”If Jesus rose from the dead, then you have to accept all that he said; if he didn’t rise from the dead, then why worry about any of what he said?” ~ Tim Keller
It’s difficult not to feel at least a tinge of sympathy, sadness even, for the Sadducees in today’s Gospel (Mark 12:18-27). I say this because right from the outset, we’re told that they did not believe in the resurrection. For the record, the Sadducees did not believe in angels or the Holy Spirit either. How hopeless their lives must have been. The resurrection of Jesus represents our hope. It is our hope. As Gavin Ortlund once said “It is wonderful to live on this side of the resurrection and ascension. The book of Acts feels very different from Numbers or Kings. It’s like fighting the Nazis in 1944 rather than 1941.”
The resurrection of Jesus insures us that the worst thing is never the last thing. For we too, those who proclaim Jesus as our Savior, will spend eternity with Him in the Heavenly Kingdom, that place of unbridled, indescribable joy (1 Corinthians 2:9). Through His resurrection, Jesus opened the very gates of the Heavenly Kingdom.
As this passage unfolds, we see these men questioning Jesus, presenting Him with a fairly outlandish scenario centered around a woman who married seven brothers, one after the other, leaving no descendants in the process. Their question, secular and short-sighted, centered squarely on who she would be married to at the resurrection . . . the same resurrection, you may recall, that they did not even believe in.
As we saw yesterday https://hubpages.com/religion-philosophy/The-Truth-Mattersand-it-always-will and many other times throughout Scripture, these showdowns never end well for Jesus’ adversaries. They serve a valuable purpose though, for they allow Jesus to teach all those who diligently read and meditate on Sacred Scripture. The lessons are every bit as sage as they are timeless. I found Bishop Barron’s thoughts on today’s Gospel in his Daily Morning Meditation to be full of wisdom for certain, but perhaps more importantly, so full of hope. He says in part “The body is a means of communication. The heavenly state involves a body too, but a transformed, transfigured, and elevated body. It is still a means of communication, but now it is so intense and spiritualized that it can mediate an intimate communion with all those who love the Lord. We are not less than bodily in heaven; we are super-bodily. We communicate more extensively and more intimately, and with everyone. Hence, in heaven, we are not given to one person in marriage, but to all. All of this becomes plain in the Resurrection of Jesus from the dead.”

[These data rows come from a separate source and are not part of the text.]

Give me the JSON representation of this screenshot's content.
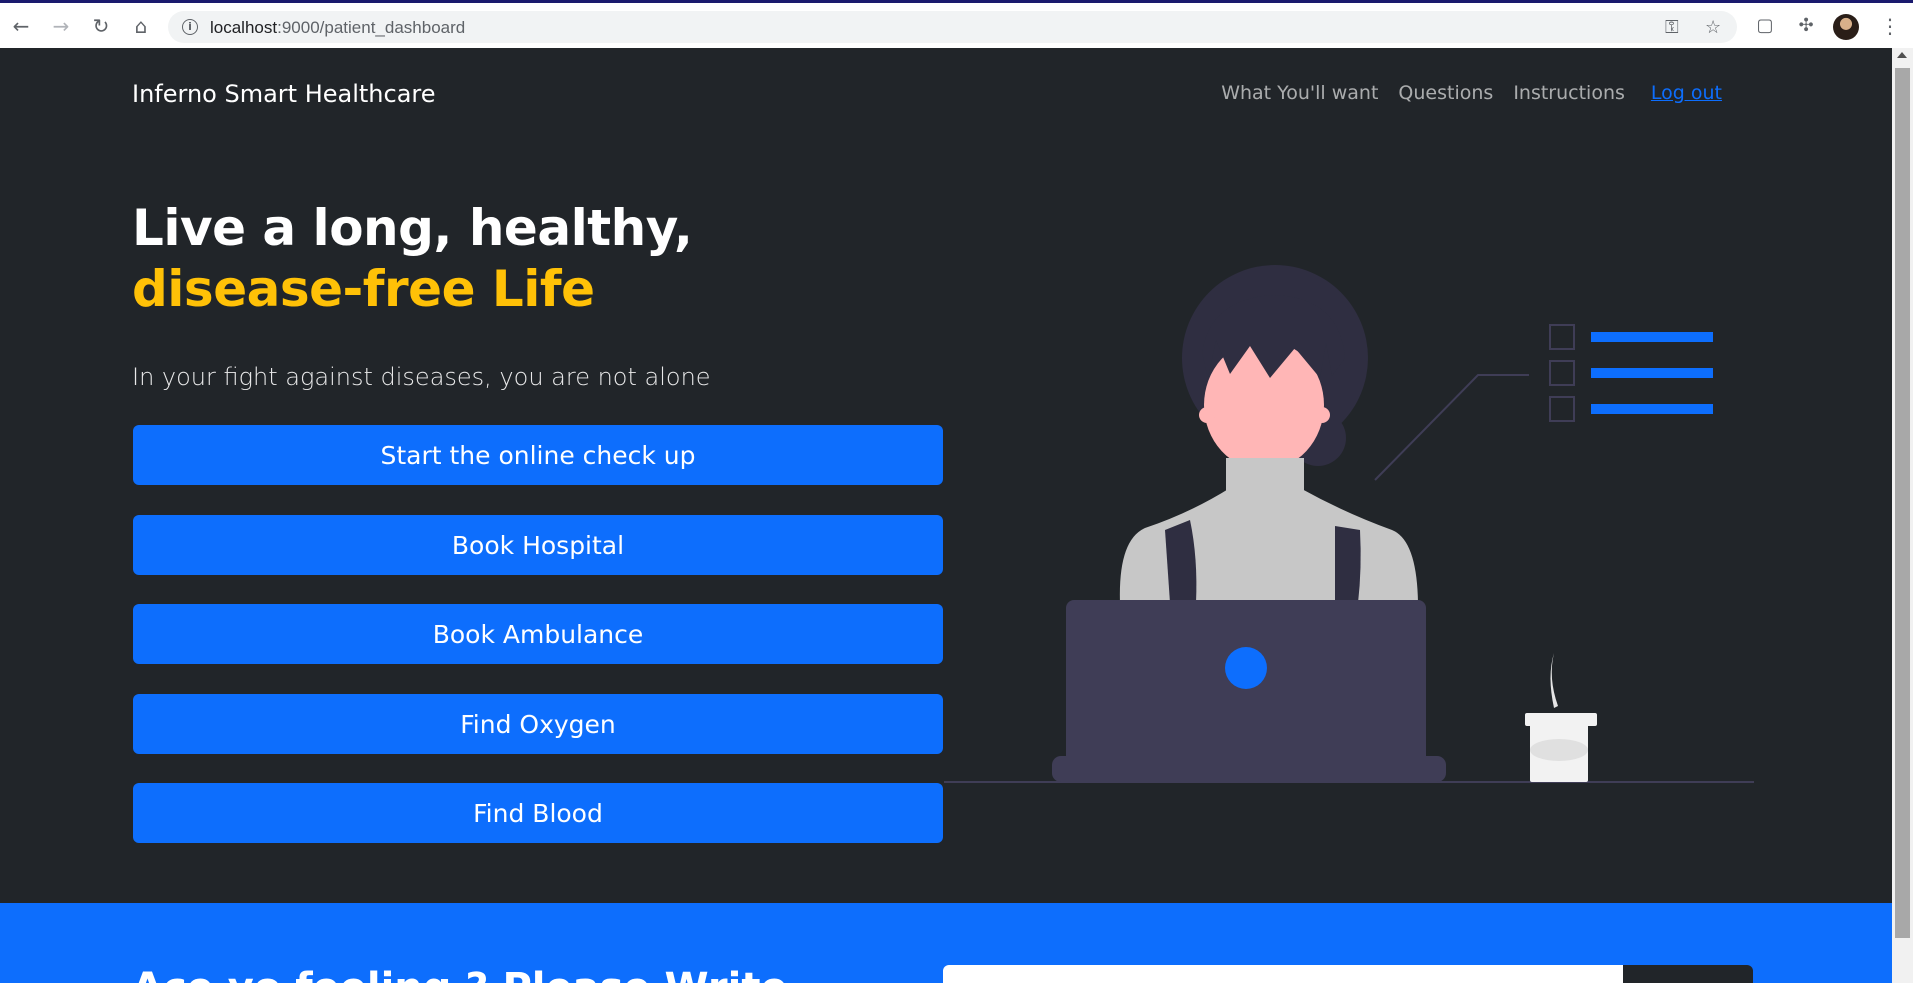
{
  "browser": {
    "url_host": "localhost",
    "url_path": ":9000/patient_dashboard"
  },
  "navbar": {
    "brand": "Inferno Smart Healthcare",
    "links": [
      "What You'll want",
      "Questions",
      "Instructions"
    ],
    "logout": "Log out"
  },
  "hero": {
    "title_plain": "Live a long, healthy, ",
    "title_accent": "disease-free Life",
    "lead": "In your fight against diseases, you are not alone",
    "buttons": [
      "Start the online check up",
      "Book Hospital",
      "Book Ambulance",
      "Find Oxygen",
      "Find Blood"
    ]
  },
  "newsletter": {
    "heading_partial": "Ace yo feeling ? Please Write ..."
  },
  "colors": {
    "background": "#212529",
    "primary": "#0d6efd",
    "accent": "#ffc107"
  }
}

As Bishop Barron so eloquently explains, at the time of the resurrection, every form of love ~ including married love ~ will be transformed into divine love as we become like Jesus. That is to say, we will love perfectly. We will love every single person in our lives in a way in which they ought to be loved. In turn, we will receive their love just as fully. It will be God’s perfect and eternal love that will bind us together. This binding love will repair and subsequently go on to perfect even the most damaged, dysfunctional and broken of our earthly relationships. This is Jesus’ promise to us; that His love is resilient and creative enough to find a way through all of our brokenness, imperfections and heartbreak.
For Christians, our hope resides nestled within the loving confines this promise. Failed relationships, however painful they may be in this world, will be rescued and made whole in the new Heaven and the new Earth. They will be made perfect just as our Lord and His love for us are perfect. This promise inspires us to persevere when we find ourselves in the deep and dark recesses, the “valley of tears” as those who pray the Salve Regina are prone to call it. For as Saint Francis deSales pointed out, “Suffering becomes nothing because of the reality that there is Heaven.” Struggling tremendously over the loss of a beloved relationship? Take heart; it’s only temporary. All of our trials in this fleeting world are only temporary.
May we remain ever confident in the fact that the divine reality of Heaven is greater then anything we can imagine. For once this becomes our mindset, our lives are radically reshaped in such a way that everything we do is centered on attaining Heavenly Glory. On helping others to do the same.
For in the end, it is the only thing that matters.
“I am the resurrection and the life, says the Lord; whoever believes in me shall never die.” ~ John 11:25-26